The digital world is a network of information too complicated for Canadians to make sense of efficiently, believes SSHRC-funded researcher Susan Brown. She and her research team want to improve how people in general, and humanities scholars in particular, can filter and make sense of online data.
They plan to do so by making the web smarter.
“The world of linked data continues to grow,” said Brown, “and inserting into it the kind of nuance that humanities scholars require would be a big win in terms of how our future knowledge landscape works.”
Brown, Canada Research Chair in Collaborative Digital Scholarship at the University of Guelph, aims, with the help of other academics and regular internet users, to enhance the way people can find and use information online.
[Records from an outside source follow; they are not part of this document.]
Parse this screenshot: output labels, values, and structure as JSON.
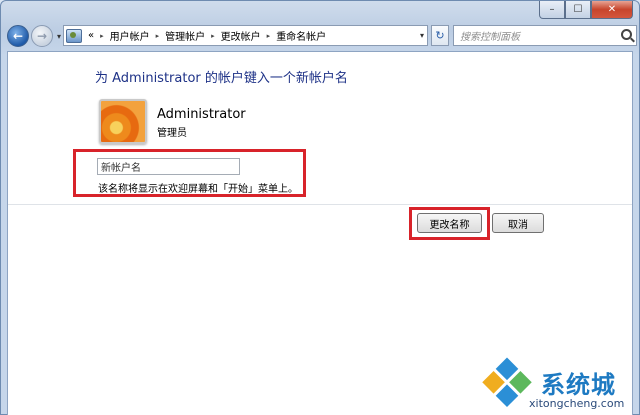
{
  "window": {
    "caption_minimize": "–",
    "caption_maximize": "☐",
    "caption_close": "✕"
  },
  "nav": {
    "back_icon": "back-arrow-icon",
    "forward_icon": "forward-arrow-icon",
    "back_glyph": "←",
    "forward_glyph": "→",
    "dropdown_glyph": "▾"
  },
  "address": {
    "overflow": "«",
    "crumbs": [
      "用户帐户",
      "管理帐户",
      "更改帐户",
      "重命名帐户"
    ],
    "separator": "▸",
    "dropdown_glyph": "▾"
  },
  "refresh_glyph": "↻",
  "search": {
    "placeholder": "搜索控制面板"
  },
  "main": {
    "heading": "为 Administrator 的帐户键入一个新帐户名",
    "account_name": "Administrator",
    "account_role": "管理员",
    "new_name_value": "新帐户名",
    "hint": "该名称将显示在欢迎屏幕和「开始」菜单上。",
    "rename_button": "更改名称",
    "cancel_button": "取消"
  },
  "watermark": {
    "title": "系统城",
    "subtitle": "xitongcheng.com"
  },
  "colors": {
    "heading": "#1e3287",
    "highlight_red": "#d8232a",
    "watermark_blue": "#1e7ac2"
  }
}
She and her team will be using the “Semantic Web,” an extension of the World Wide Web that makes disclosing and understanding data much easier.
Brown has found that the best way to engage and encourage humanities scholars to participate in the Semantic Web is by ensuring that links that are meaningful to them, and the sources of links or annotations, are clear.
The existing infrastructure of available technology wasn’t up to supporting Brown’s research, so she and her team developed their own.
“What is needed for this is essentially new infrastructure, and I'm very excited about two tools that we've produced towards this,” said Brown.
The first tool is an in-browser editor that lets scholars and users create and link various data in a way that is more refined, detailed and easier to use than what is currently possible on the web. The second is a program that is able to automatically read, identify and link text together, such as mentions of specific people, places, texts and organizations.
Brown will be studying whether tools like these can enhance the quality and efficiency of online humanities scholarship by letting researchers connect their work, and use automatically linked data, to produce new forms of knowledge.
Brown’s research will create new ways of generating knowledge and open up new sources of online content for Canadians, empowering both researchers and the public to use the web better.